Who hasn’t wondered for a split second what the world would be like if a person who is the object of your affliction ceased to exist? But then you’ve probably never heard of The McMasters Conservatory, dedicated to the consummate execution of the homicidal arts. To gain admission, a student must have an ethical reason for erasing someone who deeply deserves a fate no worse (nor better) than death. The campus of this “Poison Ivy League” college—its location unknown to even those who study there—is where you might find yourself the practice target of a classmate…and where one’s mandatory graduation thesis is getting away with the perfect murder of someone whose death will make the world a much better place to live.
Prepare for an education you’ll never forget. A delightful mix of witty wordplay, breathtaking twists and genuine intrigue, Murder Your Employer will gain you admission into a wholly original world, cocooned within the most entertaining book about well-intentioned would-be murderers you’ll ever read.
Scorched Grace by Margot Douaihy
When Saint Sebastian’s School becomes the target of a shocking arson spree, the Sisters of the Sublime Blood and their surrounding New Orleans community are thrust into chaos.
Patience is a virtue, but punk rocker turned nun Sister Holiday isn’t satisfied to just wait around for officials to return her home and sanctuary to its former peace, instead deciding to unveil the mysterious attacker herself. Her investigation leads her down a twisty path of suspicion and secrets, turning her against colleagues, students, and even fellow Sisters along the way. And to piece together the clues of this high-stakes mystery, she must at last reckon with the sins of her own past.
The Curse of the Marquis de Sade by Joel Warner
Described as both “one of the most important novels ever written” and “the gospel of evil,” 120 Days of Sodom was written by the Marquis de Sade, a notorious eighteenth-century aristocrat who waged a campaign of mayhem and debauchery across France, evaded execution, and inspired the word “sadism,” which came to mean receiving pleasure from pain. Despite all his crimes, Sade considered this work to be his greatest transgression.

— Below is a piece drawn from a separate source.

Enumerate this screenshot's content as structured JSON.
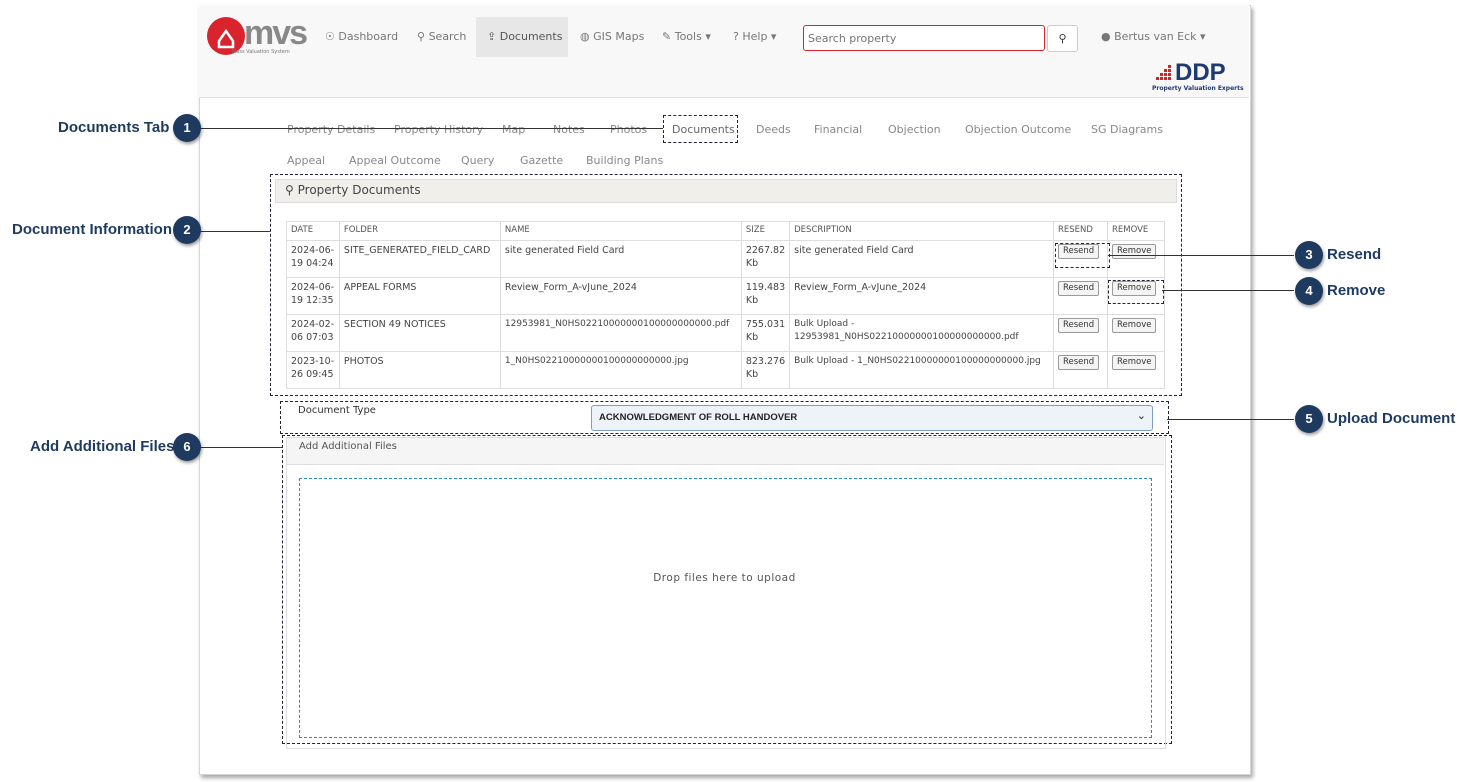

The original manuscript of 120 Days of Sodom, a tiny scroll penned in the bowels of the Bastille in Paris, would embark on a centuries-spanning odyssey across Europe, passing from nineteenth-century banned book collectors to pioneering sex researchers to avant-garde artists before being hidden away from Nazi book burnings. In 2014, the world heralded its return to France when the scroll was purchased for millions by Gérard Lhéritier, the self-made son of a plumber who had used his savvy business skills to upend France’s renowned rare-book market. But the sale opened the door to vendettas by the government, feuds among antiquarian booksellers, manuscript sales derailed by sabotage, a record-breaking lottery jackpot, and allegations of a decade-long billion-euro con, the specifics of which, if true, would make the scroll part of France’s largest-ever Ponzi scheme.
The Shadow of Perseus by Claire Heywood

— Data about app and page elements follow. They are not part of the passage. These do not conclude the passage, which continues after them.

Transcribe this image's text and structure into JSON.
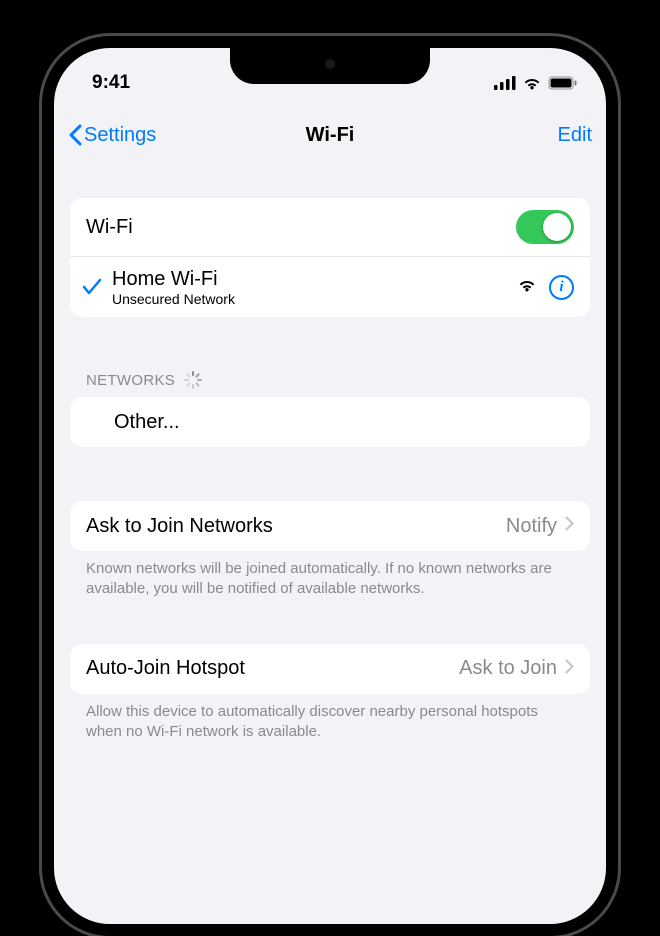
{
  "status": {
    "time": "9:41"
  },
  "nav": {
    "back_label": "Settings",
    "title": "Wi-Fi",
    "edit_label": "Edit"
  },
  "wifi": {
    "label": "Wi-Fi",
    "on": true
  },
  "current_network": {
    "name": "Home Wi-Fi",
    "subtitle": "Unsecured Network"
  },
  "networks_header": "NETWORKS",
  "other_label": "Other...",
  "ask_to_join": {
    "label": "Ask to Join Networks",
    "value": "Notify",
    "footer": "Known networks will be joined automatically. If no known networks are available, you will be notified of available networks."
  },
  "auto_join": {
    "label": "Auto-Join Hotspot",
    "value": "Ask to Join",
    "footer": "Allow this device to automatically discover nearby personal hotspots when no Wi-Fi network is available."
  }
}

Danae: Banished from her homeland thanks to a prophecy foretelling that her unborn child will one day cause the death of her father, the king of Argos, Danae finds herself stranded, pregnant, and alone in a remote fishing village. It’s a harsh new world for a young woman who grew up as a coddled princess, and forging a new life for herself and for her young son Perseus will be the hardest thing she’s ever done.
Medusa: As a member of a reclusive band of women who live deep in the woods, known as the Gorgons, Medusa has eschewed all contact with the outside world. That is, until the day she finds an injured boy named Perseus in the forest.

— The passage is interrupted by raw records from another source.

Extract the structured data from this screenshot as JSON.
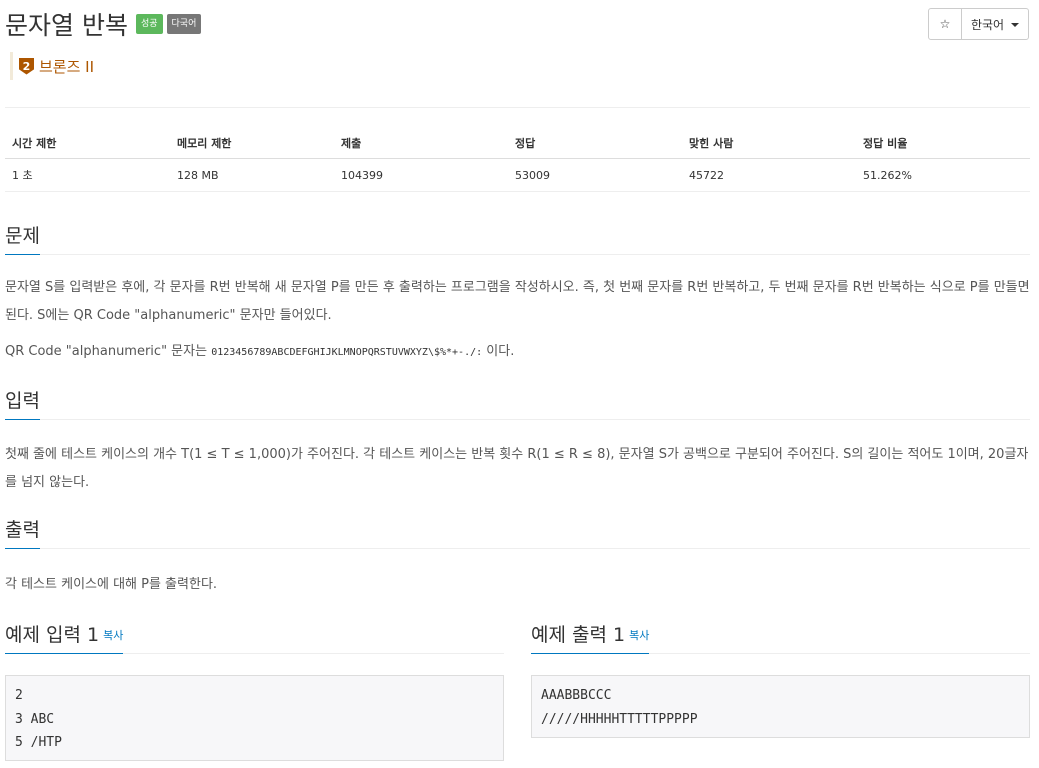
{
  "problem": {
    "title": "문자열 반복",
    "labels": {
      "status": "성공",
      "multi_lang": "다국어"
    },
    "tier": {
      "icon_text": "2",
      "name": "브론즈 II"
    }
  },
  "toolbar": {
    "star": "☆",
    "language": "한국어"
  },
  "info_table": {
    "headers": [
      "시간 제한",
      "메모리 제한",
      "제출",
      "정답",
      "맞힌 사람",
      "정답 비율"
    ],
    "values": [
      "1 초",
      "128 MB",
      "104399",
      "53009",
      "45722",
      "51.262%"
    ]
  },
  "sections": {
    "problem": {
      "heading": "문제",
      "para1": "문자열 S를 입력받은 후에, 각 문자를 R번 반복해 새 문자열 P를 만든 후 출력하는 프로그램을 작성하시오. 즉, 첫 번째 문자를 R번 반복하고, 두 번째 문자를 R번 반복하는 식으로 P를 만들면 된다. S에는 QR Code \"alphanumeric\" 문자만 들어있다.",
      "para2_prefix": "QR Code \"alphanumeric\" 문자는 ",
      "para2_code": "0123456789ABCDEFGHIJKLMNOPQRSTUVWXYZ\\$%*+-./:",
      "para2_suffix": " 이다."
    },
    "input": {
      "heading": "입력",
      "text": "첫째 줄에 테스트 케이스의 개수 T(1 ≤ T ≤ 1,000)가 주어진다. 각 테스트 케이스는 반복 횟수 R(1 ≤ R ≤ 8), 문자열 S가 공백으로 구분되어 주어진다. S의 길이는 적어도 1이며, 20글자를 넘지 않는다."
    },
    "output": {
      "heading": "출력",
      "text": "각 테스트 케이스에 대해 P를 출력한다."
    },
    "sample_input": {
      "heading": "예제 입력 1",
      "copy": "복사",
      "content": "2\n3 ABC\n5 /HTP"
    },
    "sample_output": {
      "heading": "예제 출력 1",
      "copy": "복사",
      "content": "AAABBBCCC\n/////HHHHHTTTTTPPPPP"
    }
  }
}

Andromeda: When a harsh sandstorm threatens to destroy her nomadic desert tribe’s way of life, Andromeda knows that a sacrifice will be required to appease the gods and end the storm. But when a forceful young Perseus interferes, Andromeda’s life is set on an entirely new path.
As Perseus becomes increasingly obsessed with the promise of his own destiny, his heroic journey casts a shadow of violence and destruction across all three women’s lives. But even as he tries to silence them, the women may find that reclaiming their voices is their only hope for lifting themselves into a better future.